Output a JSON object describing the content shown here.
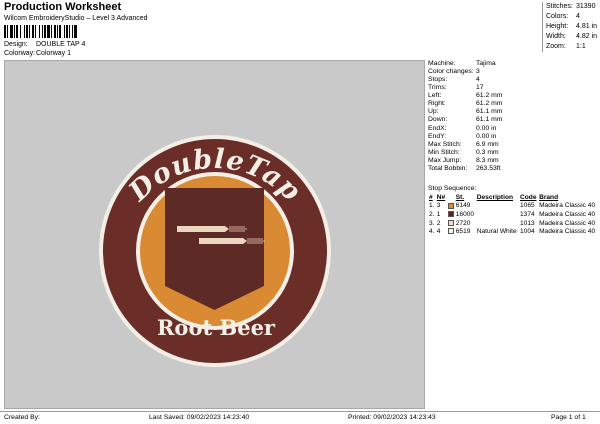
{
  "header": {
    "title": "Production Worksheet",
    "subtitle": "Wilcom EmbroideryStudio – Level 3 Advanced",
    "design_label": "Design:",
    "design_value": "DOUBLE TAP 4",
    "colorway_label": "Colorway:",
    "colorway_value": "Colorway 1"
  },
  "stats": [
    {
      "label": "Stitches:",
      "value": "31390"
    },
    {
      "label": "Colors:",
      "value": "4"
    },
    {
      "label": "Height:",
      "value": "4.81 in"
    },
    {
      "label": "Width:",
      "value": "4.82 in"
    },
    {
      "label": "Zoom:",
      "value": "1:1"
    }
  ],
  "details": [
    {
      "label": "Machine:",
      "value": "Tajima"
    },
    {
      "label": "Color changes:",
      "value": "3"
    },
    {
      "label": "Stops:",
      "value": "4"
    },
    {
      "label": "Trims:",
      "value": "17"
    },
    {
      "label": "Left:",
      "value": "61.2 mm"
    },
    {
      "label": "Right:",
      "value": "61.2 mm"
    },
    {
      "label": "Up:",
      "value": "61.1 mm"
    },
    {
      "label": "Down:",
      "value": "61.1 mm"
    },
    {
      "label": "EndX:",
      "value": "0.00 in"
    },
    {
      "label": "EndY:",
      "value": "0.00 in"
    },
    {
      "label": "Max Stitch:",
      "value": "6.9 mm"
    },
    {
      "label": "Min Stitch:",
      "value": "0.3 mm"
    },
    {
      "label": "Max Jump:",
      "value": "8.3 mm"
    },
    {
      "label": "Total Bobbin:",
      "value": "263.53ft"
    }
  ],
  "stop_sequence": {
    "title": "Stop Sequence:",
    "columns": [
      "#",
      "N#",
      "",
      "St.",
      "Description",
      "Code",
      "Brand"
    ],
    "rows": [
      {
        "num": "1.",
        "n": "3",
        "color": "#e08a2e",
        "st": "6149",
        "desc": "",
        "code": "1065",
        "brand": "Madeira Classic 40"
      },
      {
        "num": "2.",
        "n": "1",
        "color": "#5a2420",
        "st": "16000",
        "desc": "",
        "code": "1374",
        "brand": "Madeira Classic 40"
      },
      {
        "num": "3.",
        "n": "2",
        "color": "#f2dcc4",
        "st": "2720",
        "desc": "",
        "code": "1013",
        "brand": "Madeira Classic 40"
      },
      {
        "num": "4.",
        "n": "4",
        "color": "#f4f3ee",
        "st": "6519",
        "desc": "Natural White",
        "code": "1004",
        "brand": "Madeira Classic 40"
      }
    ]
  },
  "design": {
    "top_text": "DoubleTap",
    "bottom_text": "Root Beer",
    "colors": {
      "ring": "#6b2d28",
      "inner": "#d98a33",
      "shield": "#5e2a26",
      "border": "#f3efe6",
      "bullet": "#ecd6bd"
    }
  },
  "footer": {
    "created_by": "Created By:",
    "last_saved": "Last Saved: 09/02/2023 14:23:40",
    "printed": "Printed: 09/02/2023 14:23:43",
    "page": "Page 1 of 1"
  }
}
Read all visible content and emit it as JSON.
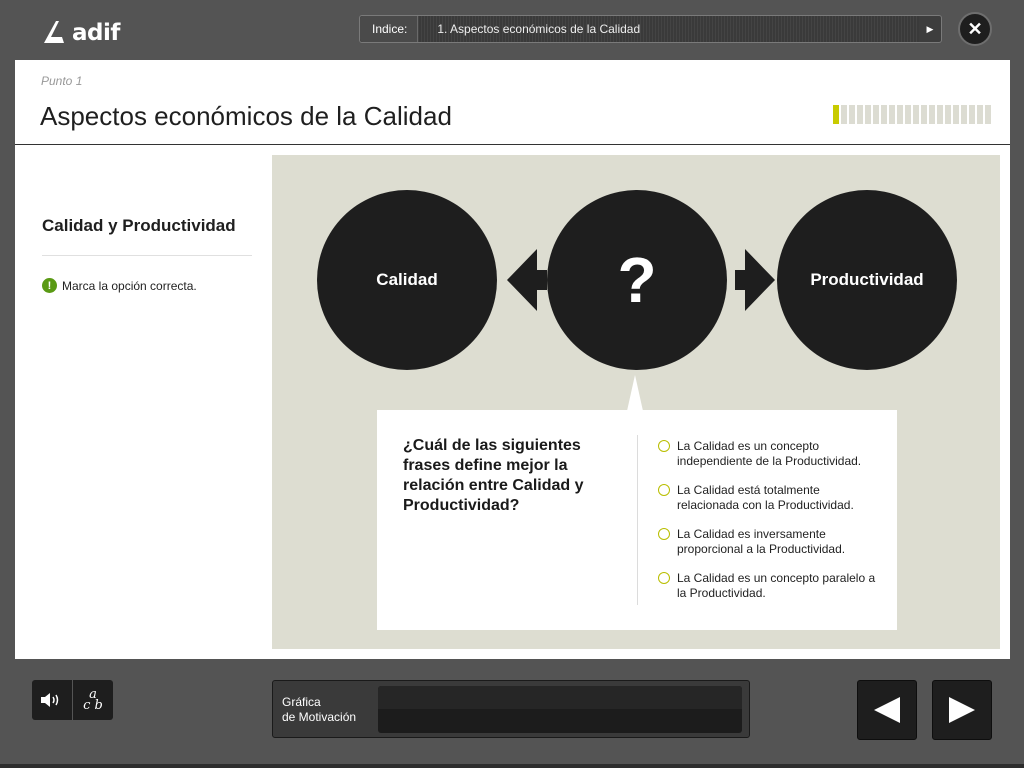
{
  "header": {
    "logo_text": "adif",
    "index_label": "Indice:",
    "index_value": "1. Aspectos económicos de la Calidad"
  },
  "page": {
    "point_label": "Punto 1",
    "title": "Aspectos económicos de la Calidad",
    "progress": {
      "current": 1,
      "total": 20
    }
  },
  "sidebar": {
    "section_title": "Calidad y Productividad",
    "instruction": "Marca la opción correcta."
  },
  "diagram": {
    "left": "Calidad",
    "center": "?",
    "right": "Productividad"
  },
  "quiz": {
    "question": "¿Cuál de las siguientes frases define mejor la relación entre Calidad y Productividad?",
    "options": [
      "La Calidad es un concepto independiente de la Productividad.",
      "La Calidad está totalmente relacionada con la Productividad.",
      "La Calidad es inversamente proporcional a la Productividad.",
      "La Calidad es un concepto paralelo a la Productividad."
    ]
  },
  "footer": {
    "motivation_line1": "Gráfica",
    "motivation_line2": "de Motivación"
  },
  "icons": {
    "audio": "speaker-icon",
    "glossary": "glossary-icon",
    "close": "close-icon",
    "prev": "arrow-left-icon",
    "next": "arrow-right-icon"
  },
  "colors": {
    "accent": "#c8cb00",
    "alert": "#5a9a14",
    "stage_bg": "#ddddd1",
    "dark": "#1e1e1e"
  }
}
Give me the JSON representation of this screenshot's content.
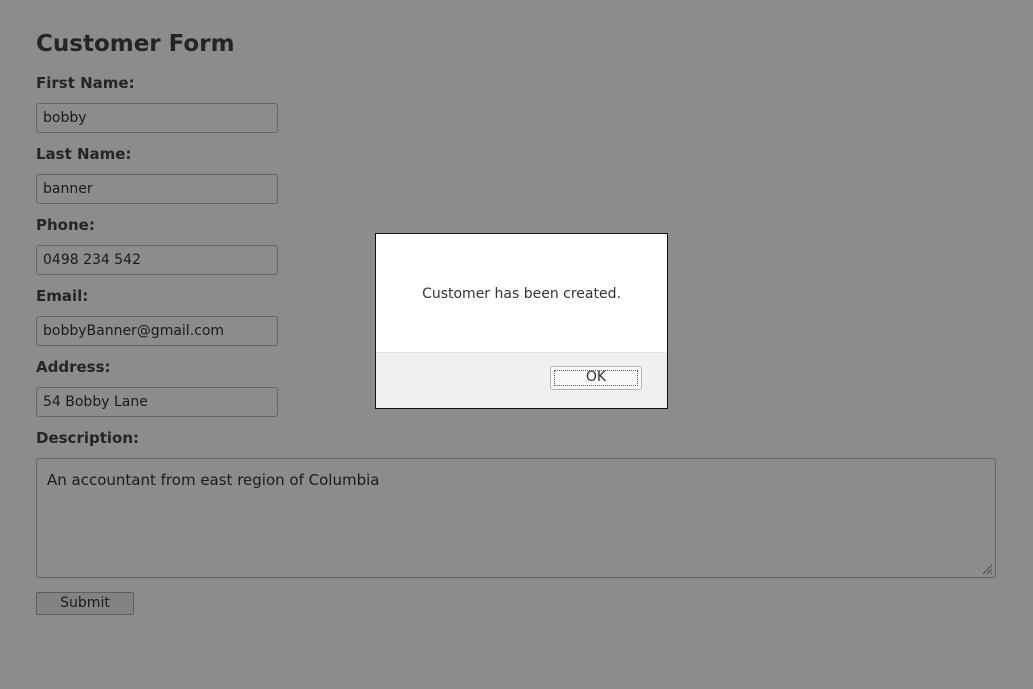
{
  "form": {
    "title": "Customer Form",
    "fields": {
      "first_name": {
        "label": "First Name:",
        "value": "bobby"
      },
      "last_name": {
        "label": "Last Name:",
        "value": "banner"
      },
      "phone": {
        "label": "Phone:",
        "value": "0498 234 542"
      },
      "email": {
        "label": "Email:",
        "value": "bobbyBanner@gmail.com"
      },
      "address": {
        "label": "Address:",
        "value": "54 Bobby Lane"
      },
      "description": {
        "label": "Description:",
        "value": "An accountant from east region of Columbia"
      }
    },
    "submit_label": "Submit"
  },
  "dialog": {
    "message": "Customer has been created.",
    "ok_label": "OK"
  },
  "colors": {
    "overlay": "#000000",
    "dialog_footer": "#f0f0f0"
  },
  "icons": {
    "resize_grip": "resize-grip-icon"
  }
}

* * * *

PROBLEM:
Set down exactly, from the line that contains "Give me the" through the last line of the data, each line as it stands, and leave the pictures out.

FINISHED EXERCISE:
Give me the JSON representation of this screenshot's content.
{
  "form": {
    "title": "Customer Form",
    "fields": {
      "first_name": {
        "label": "First Name:",
        "value": "bobby"
      },
      "last_name": {
        "label": "Last Name:",
        "value": "banner"
      },
      "phone": {
        "label": "Phone:",
        "value": "0498 234 542"
      },
      "email": {
        "label": "Email:",
        "value": "bobbyBanner@gmail.com"
      },
      "address": {
        "label": "Address:",
        "value": "54 Bobby Lane"
      },
      "description": {
        "label": "Description:",
        "value": "An accountant from east region of Columbia"
      }
    },
    "submit_label": "Submit"
  },
  "dialog": {
    "message": "Customer has been created.",
    "ok_label": "OK"
  },
  "colors": {
    "overlay": "#000000",
    "dialog_footer": "#f0f0f0"
  },
  "icons": {
    "resize_grip": "resize-grip-icon"
  }
}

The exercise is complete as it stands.